● Exercise material:
--------

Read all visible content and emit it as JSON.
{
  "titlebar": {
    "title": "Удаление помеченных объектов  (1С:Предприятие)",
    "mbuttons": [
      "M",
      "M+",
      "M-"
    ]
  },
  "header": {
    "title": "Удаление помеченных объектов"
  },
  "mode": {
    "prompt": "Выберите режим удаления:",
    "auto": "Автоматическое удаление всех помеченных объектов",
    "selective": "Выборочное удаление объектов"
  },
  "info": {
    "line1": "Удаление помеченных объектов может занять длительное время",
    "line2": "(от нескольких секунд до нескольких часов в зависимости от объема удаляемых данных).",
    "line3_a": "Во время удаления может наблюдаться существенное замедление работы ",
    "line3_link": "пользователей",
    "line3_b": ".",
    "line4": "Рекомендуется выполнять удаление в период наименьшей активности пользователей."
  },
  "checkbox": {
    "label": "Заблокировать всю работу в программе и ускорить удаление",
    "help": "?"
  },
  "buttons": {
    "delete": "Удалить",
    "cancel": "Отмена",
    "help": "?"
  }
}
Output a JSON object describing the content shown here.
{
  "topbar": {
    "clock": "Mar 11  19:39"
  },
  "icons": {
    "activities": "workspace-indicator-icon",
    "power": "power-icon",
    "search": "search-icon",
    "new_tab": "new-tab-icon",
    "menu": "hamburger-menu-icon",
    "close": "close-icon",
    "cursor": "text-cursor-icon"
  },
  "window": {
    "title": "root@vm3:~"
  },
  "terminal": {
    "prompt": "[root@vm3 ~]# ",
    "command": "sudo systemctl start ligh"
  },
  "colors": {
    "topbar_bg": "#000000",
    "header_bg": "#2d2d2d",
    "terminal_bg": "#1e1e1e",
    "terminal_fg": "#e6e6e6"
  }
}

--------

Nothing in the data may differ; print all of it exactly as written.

Read all visible content and emit it as JSON.
{
  "titlebar": {
    "title": "Удаление помеченных объектов  (1С:Предприятие)",
    "mbuttons": [
      "M",
      "M+",
      "M-"
    ]
  },
  "header": {
    "title": "Удаление помеченных объектов"
  },
  "mode": {
    "prompt": "Выберите режим удаления:",
    "auto": "Автоматическое удаление всех помеченных объектов",
    "selective": "Выборочное удаление объектов"
  },
  "info": {
    "line1": "Удаление помеченных объектов может занять длительное время",
    "line2": "(от нескольких секунд до нескольких часов в зависимости от объема удаляемых данных).",
    "line3_a": "Во время удаления может наблюдаться существенное замедление работы ",
    "line3_link": "пользователей",
    "line3_b": ".",
    "line4": "Рекомендуется выполнять удаление в период наименьшей активности пользователей."
  },
  "checkbox": {
    "label": "Заблокировать всю работу в программе и ускорить удаление",
    "help": "?"
  },
  "buttons": {
    "delete": "Удалить",
    "cancel": "Отмена",
    "help": "?"
  }
}
Output a JSON object describing the content shown here.
{
  "topbar": {
    "clock": "Mar 11  19:39"
  },
  "icons": {
    "activities": "workspace-indicator-icon",
    "power": "power-icon",
    "search": "search-icon",
    "new_tab": "new-tab-icon",
    "menu": "hamburger-menu-icon",
    "close": "close-icon",
    "cursor": "text-cursor-icon"
  },
  "window": {
    "title": "root@vm3:~"
  },
  "terminal": {
    "prompt": "[root@vm3 ~]# ",
    "command": "sudo systemctl start ligh"
  },
  "colors": {
    "topbar_bg": "#000000",
    "header_bg": "#2d2d2d",
    "terminal_bg": "#1e1e1e",
    "terminal_fg": "#e6e6e6"
  }
}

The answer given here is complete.